Closed: about 1928-1932
last owner/operator: cobbold
24-26 New St
grid reference TM 170 442
The pub is shown on this OS town plan from about 1880 (larger map).
The pub stood roughly where part of the current Suffolk College now stands. New Street evolved in the 1830s as part of the development of the "Potteries" - an impoverished area packed with poor quality housing that was mostly cleared in the 1930s.
One source dates the pub closure to 1921. The building was subsequently demolished.
C Borlly begs leave to inform the public that he has removed from the Bell to the Chequers inn in Ipswich, near the Cornhill; the favours of the public in general will be respectfully acknowledged by their obedient and humble servant. Good stabling. Ipswich Journal, 17 Jan 1784
Tuesday, 9th, Mr Arthur, of the Chequers, Ipswich married Miss Plumb, of Limehouse.Ipswich Journal, December 1800**
William Pooley, was found guilty of being riotous and refusing to quit the Chequers Inn, New Street, Ipswich, when asked to do so by landlord Philip Rice, he was fined 5s and 16s costs. Ipswich Journal, Jan 1870**
William Addison listed at the Chequers (St Clements) in the Cobbolds & co Tenant rent book at £14pa from Oct 1895 to Nov 1901 (Suffolk Archives doc ref HA231/5/3)…
The chequerboard as a pub sign may have its origins from Roman taverns when a board game like draughts was often advertised and played.
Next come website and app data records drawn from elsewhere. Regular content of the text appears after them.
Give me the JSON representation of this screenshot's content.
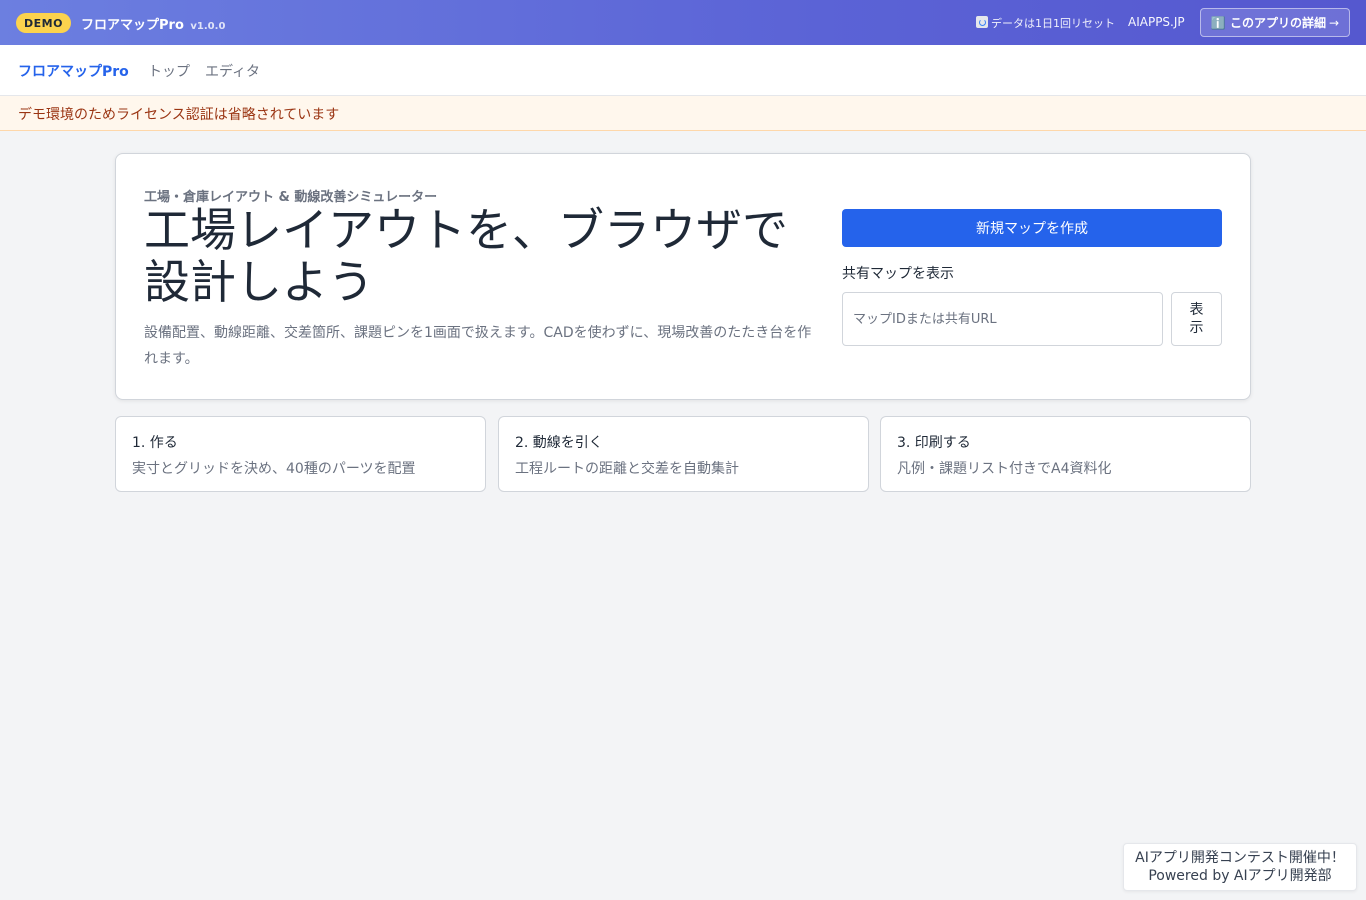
{
  "demo_bar": {
    "badge": "DEMO",
    "app_name": "フロアマップPro",
    "version": "v1.0.0",
    "reset_notice": "データは1日1回リセット",
    "site_link": "AIAPPS.JP",
    "detail_button": "ℹ️ このアプリの詳細",
    "detail_arrow": "→"
  },
  "nav": {
    "brand": "フロアマップPro",
    "links": [
      "トップ",
      "エディタ"
    ]
  },
  "notice": "デモ環境のためライセンス認証は省略されています",
  "hero": {
    "eyebrow": "工場・倉庫レイアウト & 動線改善シミュレーター",
    "title": "工場レイアウトを、ブラウザで設計しよう",
    "description": "設備配置、動線距離、交差箇所、課題ピンを1画面で扱えます。CADを使わずに、現場改善のたたき台を作れます。",
    "create_button": "新規マップを作成",
    "shared_label": "共有マップを表示",
    "shared_placeholder": "マップIDまたは共有URL",
    "view_button": "表示"
  },
  "steps": [
    {
      "title": "1. 作る",
      "desc": "実寸とグリッドを決め、40種のパーツを配置"
    },
    {
      "title": "2. 動線を引く",
      "desc": "工程ルートの距離と交差を自動集計"
    },
    {
      "title": "3. 印刷する",
      "desc": "凡例・課題リスト付きでA4資料化"
    }
  ],
  "contest": {
    "line1": "AIアプリ開発コンテスト開催中！",
    "line2": "Powered by AIアプリ開発部"
  }
}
It may also be an ancient sign to indicate the landlord was a money-lender or could offer secure storage for a travellers valuables.
(Most pub, location & historic details collated by Nigel, Tony or Keith - original sources are credited)
(some old PO directory information courtesy of londonpublichouse.com)
(** historic newspaper information from Stuart Ansell)
(*** historic newspaper information from Bob Mitchell)
Old OS map reproduced with the permission of the National Library of Scotland.